**4. Analogous Conditions in Dogs:

While Down syndrome is not observed in dogs, there are canine genetic conditions that may share some characteristics with human genetic disorders. For instance, certain breeds are predisposed to specific genetic conditions that can affect their appearance, behavior, or overall health. These conditions are unique to dogs and do not mirror the characteristics of Down syndrome.

**5. Examples of Canine Genetic Conditions:

  • Hip Dysplasia: Some large dog breeds are prone to hip dysplasia, a genetic condition where the hip joint doesn't develop properly, leading to arthritis and mobility issues.
  • Progressive Retinal Atrophy (PRA): Certain breeds may be susceptible to PRA, a genetic disorder that causes gradual vision loss and can lead to blindness.
  • Brachycephalic Obstructive Airway Syndrome (BOAS): Breeds with short noses, such as Bulldogs and Pugs, are more likely to experience respiratory issues due to their anatomical structure.

**6. Physical and Behavioral Variations:

Dogs exhibit a wide range of physical and behavioral variations based on their breed, genetics, and environmental factors. While some breeds may have distinctive characteristics, these differences are not indicative of conditions equivalent to Down syndrome.

**7. Supporting Canine Health:

To ensure the well-being of our canine companions, responsible breeding practices, regular veterinary check-ups, a balanced diet, and a loving environment are essential. Understanding the specific needs of different breeds helps address potential genetic predispositions and maintain overall canine health.

**8. Importance of Responsible Breeding:

Responsible breeding practices play a pivotal role in minimizing the occurrence of genetic disorders in dogs. Reputable breeders prioritize the health and well-being of their breeding animals, conducting genetic testing and screening to reduce the risk of hereditary conditions.

**9. Veterinary Care and Early Detection:

Regular veterinary check-ups are crucial for early detection and management of any health concerns in dogs. Veterinarians can provide guidance on breed-specific health considerations, vaccinations, and preventative care.

**10. Embracing Canine Uniqueness:

Dogs, with their diverse breeds and individual personalities, bring joy and companionship to our lives. While they may not experience Down syndrome, they can face various health challenges unique to their genetic makeup.
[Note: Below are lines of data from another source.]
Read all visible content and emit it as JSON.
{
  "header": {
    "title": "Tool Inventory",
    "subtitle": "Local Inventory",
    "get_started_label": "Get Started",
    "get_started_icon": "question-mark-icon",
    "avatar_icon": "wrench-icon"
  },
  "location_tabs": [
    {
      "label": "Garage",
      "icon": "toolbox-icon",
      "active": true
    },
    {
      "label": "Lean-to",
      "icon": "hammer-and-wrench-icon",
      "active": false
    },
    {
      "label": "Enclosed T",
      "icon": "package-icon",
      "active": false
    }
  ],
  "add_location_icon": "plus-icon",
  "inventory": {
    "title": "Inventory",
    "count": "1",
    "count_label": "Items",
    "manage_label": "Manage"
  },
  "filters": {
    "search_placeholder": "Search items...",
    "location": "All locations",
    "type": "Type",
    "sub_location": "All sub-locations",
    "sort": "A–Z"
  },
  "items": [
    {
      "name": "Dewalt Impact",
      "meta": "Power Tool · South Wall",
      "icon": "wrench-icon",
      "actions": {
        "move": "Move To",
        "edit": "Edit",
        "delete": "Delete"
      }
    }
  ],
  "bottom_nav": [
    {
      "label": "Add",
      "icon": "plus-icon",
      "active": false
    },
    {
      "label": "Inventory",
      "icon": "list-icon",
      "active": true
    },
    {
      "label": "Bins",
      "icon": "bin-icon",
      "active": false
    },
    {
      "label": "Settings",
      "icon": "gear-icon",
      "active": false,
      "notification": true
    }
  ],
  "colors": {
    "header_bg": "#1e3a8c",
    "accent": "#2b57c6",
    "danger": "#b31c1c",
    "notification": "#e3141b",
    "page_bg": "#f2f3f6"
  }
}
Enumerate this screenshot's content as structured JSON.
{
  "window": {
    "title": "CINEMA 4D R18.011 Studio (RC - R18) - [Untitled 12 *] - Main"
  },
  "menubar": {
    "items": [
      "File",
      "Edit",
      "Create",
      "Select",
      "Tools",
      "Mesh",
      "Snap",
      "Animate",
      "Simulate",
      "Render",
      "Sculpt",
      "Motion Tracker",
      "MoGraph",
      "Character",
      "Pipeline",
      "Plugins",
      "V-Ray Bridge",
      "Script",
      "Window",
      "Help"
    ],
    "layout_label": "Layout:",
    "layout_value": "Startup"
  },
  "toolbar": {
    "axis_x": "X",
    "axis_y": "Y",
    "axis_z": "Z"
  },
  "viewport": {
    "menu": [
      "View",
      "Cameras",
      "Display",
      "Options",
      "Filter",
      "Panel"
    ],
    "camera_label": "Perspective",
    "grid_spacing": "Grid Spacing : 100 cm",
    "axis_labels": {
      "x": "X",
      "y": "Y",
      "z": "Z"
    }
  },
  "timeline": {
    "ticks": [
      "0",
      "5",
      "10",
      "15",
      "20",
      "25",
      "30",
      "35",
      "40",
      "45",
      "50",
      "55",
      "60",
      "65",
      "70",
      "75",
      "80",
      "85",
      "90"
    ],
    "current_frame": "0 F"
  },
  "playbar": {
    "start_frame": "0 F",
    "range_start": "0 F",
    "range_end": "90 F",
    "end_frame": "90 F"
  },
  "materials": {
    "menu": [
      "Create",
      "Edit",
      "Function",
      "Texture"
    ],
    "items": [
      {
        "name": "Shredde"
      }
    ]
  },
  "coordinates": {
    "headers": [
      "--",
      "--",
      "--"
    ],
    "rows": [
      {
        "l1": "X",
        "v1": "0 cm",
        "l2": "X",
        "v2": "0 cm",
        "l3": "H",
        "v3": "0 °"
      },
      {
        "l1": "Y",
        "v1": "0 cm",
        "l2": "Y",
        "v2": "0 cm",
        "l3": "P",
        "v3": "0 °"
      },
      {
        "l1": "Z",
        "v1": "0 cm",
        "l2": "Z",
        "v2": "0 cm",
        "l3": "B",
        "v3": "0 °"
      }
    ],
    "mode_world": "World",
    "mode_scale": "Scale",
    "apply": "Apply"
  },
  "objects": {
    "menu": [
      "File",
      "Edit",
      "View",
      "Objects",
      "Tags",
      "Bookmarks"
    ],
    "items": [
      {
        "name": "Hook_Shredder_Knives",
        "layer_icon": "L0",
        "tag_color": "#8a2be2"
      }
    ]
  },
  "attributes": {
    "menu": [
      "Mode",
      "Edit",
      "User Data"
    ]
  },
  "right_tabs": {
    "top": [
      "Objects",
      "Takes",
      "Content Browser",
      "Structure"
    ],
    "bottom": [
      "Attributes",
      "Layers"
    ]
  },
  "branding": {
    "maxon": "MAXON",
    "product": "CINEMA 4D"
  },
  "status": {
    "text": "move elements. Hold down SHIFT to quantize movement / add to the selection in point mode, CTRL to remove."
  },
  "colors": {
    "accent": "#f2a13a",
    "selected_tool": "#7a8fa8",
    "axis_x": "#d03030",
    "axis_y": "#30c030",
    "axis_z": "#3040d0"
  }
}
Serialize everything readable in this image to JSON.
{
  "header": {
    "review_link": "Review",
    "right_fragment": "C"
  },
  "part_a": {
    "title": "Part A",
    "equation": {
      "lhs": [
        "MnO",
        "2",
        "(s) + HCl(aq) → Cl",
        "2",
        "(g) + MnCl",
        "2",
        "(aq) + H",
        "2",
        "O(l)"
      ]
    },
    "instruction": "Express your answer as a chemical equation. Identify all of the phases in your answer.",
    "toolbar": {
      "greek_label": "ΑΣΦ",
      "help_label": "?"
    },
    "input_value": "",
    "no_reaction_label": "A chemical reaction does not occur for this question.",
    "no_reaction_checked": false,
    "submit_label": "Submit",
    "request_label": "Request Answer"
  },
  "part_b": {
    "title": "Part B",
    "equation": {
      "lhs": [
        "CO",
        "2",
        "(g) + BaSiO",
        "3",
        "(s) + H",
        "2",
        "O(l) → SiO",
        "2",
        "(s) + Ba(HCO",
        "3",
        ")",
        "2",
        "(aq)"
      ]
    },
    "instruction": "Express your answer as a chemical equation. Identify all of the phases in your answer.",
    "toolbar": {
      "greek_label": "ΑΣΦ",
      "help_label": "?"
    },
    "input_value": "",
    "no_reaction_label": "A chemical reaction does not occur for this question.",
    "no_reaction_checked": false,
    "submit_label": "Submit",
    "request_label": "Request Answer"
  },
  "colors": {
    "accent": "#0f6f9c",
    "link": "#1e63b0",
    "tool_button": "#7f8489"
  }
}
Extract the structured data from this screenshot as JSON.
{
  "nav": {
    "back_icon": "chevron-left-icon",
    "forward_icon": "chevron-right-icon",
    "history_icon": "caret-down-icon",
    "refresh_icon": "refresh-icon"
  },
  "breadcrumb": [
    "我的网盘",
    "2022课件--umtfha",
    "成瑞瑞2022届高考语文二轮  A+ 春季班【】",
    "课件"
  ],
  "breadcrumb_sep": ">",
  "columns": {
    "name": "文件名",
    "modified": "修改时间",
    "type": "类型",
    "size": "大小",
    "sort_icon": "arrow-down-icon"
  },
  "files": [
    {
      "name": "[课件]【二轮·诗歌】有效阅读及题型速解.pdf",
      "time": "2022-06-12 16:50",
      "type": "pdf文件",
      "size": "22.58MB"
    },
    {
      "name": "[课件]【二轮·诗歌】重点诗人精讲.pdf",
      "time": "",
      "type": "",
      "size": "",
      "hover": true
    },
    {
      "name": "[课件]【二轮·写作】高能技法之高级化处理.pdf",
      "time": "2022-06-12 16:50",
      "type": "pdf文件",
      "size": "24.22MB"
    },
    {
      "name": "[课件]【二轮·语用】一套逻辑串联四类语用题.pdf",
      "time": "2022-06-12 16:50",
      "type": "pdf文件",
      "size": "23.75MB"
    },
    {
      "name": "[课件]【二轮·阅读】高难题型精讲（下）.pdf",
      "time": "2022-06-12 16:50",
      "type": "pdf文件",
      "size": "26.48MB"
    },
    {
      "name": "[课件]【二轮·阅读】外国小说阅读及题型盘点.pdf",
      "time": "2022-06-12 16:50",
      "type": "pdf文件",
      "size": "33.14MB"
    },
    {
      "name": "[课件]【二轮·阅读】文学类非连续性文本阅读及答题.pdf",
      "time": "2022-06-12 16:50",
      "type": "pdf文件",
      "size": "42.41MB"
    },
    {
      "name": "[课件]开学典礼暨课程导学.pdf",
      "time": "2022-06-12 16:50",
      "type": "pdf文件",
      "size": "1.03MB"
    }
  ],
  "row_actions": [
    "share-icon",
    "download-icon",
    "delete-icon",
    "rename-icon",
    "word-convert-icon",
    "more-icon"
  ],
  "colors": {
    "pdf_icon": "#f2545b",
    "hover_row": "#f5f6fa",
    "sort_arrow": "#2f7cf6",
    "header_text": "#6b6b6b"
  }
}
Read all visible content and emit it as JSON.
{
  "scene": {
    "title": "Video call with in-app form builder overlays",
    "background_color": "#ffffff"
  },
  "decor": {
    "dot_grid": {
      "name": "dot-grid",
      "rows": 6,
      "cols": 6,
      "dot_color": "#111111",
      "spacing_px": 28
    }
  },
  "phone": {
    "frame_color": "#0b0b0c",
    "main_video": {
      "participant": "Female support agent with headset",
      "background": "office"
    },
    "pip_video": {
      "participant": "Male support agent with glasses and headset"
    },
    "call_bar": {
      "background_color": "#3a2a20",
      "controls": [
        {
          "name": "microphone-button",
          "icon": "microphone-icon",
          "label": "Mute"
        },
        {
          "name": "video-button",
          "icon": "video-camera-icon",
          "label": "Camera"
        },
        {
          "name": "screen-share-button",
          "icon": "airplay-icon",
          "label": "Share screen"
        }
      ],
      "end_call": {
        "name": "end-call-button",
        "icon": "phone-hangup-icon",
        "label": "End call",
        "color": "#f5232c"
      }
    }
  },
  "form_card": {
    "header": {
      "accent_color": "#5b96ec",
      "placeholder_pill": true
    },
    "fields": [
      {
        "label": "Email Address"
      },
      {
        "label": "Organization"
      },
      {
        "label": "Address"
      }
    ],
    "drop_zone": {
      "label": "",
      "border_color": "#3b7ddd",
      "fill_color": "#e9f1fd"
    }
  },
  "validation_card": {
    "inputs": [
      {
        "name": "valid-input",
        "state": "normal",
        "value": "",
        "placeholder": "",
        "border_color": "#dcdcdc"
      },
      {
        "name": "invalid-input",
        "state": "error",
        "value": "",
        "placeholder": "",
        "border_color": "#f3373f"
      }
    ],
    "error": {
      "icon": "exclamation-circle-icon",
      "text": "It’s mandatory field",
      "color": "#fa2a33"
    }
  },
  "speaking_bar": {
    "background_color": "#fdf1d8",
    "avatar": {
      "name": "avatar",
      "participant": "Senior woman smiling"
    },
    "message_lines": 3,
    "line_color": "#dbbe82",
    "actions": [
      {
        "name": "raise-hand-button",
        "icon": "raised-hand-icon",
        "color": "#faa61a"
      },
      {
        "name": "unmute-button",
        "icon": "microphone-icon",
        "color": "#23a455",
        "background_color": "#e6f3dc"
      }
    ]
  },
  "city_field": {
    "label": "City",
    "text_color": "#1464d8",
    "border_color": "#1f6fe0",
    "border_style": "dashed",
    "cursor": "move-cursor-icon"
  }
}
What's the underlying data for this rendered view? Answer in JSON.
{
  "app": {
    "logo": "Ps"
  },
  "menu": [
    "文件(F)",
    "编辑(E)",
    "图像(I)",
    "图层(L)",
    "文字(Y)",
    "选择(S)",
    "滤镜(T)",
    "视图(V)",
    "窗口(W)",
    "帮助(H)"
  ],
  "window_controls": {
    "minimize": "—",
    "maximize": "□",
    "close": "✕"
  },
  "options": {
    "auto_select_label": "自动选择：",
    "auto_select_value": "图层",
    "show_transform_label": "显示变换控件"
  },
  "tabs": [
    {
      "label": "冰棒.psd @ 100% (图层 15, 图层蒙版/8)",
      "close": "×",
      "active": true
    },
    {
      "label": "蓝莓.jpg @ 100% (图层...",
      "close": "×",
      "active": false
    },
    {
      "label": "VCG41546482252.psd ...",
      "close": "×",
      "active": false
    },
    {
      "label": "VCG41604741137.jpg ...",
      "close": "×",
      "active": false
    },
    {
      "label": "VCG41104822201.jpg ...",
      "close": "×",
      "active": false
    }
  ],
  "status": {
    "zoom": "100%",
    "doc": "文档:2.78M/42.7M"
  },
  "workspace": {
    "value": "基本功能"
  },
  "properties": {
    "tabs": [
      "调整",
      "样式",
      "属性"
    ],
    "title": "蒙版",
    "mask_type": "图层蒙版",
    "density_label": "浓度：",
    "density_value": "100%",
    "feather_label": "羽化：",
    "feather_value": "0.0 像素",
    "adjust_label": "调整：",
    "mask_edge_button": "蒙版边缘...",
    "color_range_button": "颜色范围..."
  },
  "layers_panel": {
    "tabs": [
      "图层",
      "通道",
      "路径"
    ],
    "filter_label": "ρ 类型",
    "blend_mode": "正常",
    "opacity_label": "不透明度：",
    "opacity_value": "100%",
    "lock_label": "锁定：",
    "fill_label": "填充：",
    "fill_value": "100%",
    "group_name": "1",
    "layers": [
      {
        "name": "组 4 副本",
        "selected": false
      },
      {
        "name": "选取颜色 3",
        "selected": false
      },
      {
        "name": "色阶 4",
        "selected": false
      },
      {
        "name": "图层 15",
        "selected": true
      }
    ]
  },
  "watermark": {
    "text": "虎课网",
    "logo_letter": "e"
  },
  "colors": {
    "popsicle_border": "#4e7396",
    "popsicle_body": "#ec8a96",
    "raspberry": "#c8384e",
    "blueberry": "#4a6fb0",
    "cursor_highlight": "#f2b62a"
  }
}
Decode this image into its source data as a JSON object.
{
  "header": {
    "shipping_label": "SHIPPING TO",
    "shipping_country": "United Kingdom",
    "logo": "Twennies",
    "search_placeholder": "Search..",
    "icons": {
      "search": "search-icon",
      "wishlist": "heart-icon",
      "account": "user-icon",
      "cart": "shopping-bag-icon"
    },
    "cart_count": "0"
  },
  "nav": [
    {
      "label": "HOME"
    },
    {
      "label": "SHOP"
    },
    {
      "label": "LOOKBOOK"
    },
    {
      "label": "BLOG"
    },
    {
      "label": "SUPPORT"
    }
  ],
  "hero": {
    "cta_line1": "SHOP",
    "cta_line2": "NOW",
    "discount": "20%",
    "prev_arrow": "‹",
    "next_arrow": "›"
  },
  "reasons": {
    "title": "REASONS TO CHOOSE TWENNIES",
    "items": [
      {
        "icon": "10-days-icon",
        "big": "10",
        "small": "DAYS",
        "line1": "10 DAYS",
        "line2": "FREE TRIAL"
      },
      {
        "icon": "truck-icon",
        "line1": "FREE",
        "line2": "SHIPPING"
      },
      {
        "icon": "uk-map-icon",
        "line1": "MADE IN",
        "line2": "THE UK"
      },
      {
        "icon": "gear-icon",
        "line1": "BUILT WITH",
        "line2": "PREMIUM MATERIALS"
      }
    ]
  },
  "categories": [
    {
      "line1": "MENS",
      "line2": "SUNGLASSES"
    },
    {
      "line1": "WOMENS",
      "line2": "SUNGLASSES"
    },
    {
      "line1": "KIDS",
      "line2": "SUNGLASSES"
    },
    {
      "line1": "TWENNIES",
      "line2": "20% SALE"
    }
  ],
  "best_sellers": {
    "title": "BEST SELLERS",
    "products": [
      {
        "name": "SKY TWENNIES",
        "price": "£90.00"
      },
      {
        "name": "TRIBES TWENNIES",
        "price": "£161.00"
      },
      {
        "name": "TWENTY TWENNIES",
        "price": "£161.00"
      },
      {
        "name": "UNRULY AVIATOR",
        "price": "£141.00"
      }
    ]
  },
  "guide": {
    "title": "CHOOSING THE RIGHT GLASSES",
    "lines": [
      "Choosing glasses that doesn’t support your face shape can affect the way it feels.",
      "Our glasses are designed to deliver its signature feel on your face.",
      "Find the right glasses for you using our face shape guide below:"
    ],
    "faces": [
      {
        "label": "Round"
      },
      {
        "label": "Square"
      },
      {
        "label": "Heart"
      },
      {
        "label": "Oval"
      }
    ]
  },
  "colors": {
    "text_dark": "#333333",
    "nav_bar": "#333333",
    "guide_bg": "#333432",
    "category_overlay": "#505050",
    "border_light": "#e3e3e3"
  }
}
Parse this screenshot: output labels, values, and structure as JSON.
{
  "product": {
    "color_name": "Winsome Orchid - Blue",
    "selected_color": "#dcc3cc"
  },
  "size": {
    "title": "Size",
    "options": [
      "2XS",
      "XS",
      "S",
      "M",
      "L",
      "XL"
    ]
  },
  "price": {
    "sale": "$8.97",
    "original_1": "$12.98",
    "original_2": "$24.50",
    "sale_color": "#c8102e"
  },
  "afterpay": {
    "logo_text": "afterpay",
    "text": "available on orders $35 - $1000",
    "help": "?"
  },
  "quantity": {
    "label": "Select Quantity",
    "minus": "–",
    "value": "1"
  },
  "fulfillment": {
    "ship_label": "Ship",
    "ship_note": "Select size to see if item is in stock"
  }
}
Understanding and embracing the uniqueness of each dog allows us to provide the best care and create a fulfilling bond with our furry friends.

Conclusion: Celebrating Canine Diversity

In the world of canine health, the notion of dogs having Down syndrome is not applicable due to the distinct genetic differences between dogs and humans. Canine genetics contribute to the vast array of breeds, each with its set of characteristics and potential health considerations. As responsible pet owners, appreciating and addressing the individual needs of our dogs contribute to their overall health, happiness, and the enduring bond between humans and their beloved canine companions.